Google Cardboard™ against fear Source: TU/E
Using an affordable VR setup to tackle phobias
We can fool our brains. When looking through a device such as the Oculus
Rift we find ourselves in an alternative reality. We can experience things
which are not possible to experience in daily life: we can fly, be a Formula 1
driver, be a hero: the possibilities are endless. The entertainment business
developing VR software (and hardware) is booming! The experience of
“impossible” situations is not only entertaining. A far more interesting use of
VR is the curing of phobias.

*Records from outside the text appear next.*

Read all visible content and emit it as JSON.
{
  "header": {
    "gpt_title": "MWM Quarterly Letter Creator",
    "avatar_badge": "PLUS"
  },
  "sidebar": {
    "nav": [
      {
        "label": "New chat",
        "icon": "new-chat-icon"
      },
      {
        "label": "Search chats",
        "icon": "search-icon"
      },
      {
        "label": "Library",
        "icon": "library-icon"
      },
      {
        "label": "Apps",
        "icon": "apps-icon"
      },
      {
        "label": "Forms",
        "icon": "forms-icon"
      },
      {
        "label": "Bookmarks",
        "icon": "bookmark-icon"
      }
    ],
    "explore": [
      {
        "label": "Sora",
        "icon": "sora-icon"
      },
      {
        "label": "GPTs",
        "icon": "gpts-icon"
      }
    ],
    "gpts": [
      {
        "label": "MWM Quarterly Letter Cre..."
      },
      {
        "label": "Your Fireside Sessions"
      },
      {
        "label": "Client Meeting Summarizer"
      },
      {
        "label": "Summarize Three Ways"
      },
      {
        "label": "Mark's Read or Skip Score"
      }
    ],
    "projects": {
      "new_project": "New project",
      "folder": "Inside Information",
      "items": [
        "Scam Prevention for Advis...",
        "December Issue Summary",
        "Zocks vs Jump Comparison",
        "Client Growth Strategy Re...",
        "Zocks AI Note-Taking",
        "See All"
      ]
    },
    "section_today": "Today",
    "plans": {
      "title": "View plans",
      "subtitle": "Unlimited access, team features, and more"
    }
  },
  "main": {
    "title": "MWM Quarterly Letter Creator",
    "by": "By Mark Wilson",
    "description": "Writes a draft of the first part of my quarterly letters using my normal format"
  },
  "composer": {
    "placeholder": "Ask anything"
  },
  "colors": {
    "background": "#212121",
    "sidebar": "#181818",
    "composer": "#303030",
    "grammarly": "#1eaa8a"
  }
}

Research supports that virtual reality (VR) can help people to overcome a
range of different fear. It is supported that spider phobia (Carlin, A.S.,
1997), acrophobia (Opdyke, D., 1995), claustrophobia (Botella, C. 1998) and
much more can successfully be reduced by simulating real-life situations.
Research in the field of treating phobias by using VR is a very hot topic.
There seems to be only one thing which limits the research in VR: the
costs. Typically VR research requires an extensive budget to cover both
hardware (e.g. Oculus Rift) and its matching software. This can be improved. A
We suggest an alternative research kit for research done in the field of
VR. We will replace the expensive hardware by the Google Cardboard. The Google
Cardboard is, as the name suggests, a piece of cardboard folded in such a way
that a smartphone can be fitted into it. Both eyes look through small lenses
and receive different images. Together with headphones a very simple research
is born. We will replace the expensive software by open source libraries.
Various gaming engines (e.g. Unity) support a quick rendering of complete
virtual worlds: all at prices not even close to existing research kits. With the Google Cardboard even students can easily partake in VR research!
We present: Google Cardboard™ against fear: using an affordable VR
setup to tackle phobias.
Carlin, A. S., Hoffman, H. G., & Weghorst, S. (1997). Virtual reality
and tactile augmentation in the treatment of spider phobia: a case report.
Behaviour research and therapy, 35(2), 153-158.
Opdyke, D., Williford, J. S., & North, M. (1995). Effectiveness of
computer-generated (virtual reality) graded exposure in the treatment of
acrophobia. Am J Psychiatry, 1(152), 626-28.
Botella, C., Baños, R. M., Perpina, C., Villa, H., Alcaniz, M. U., &
Rey, A. (1998). Virtual reality treatment of claustrophobia: a case report.
Behaviour research and therapy, 36(2), 239-246.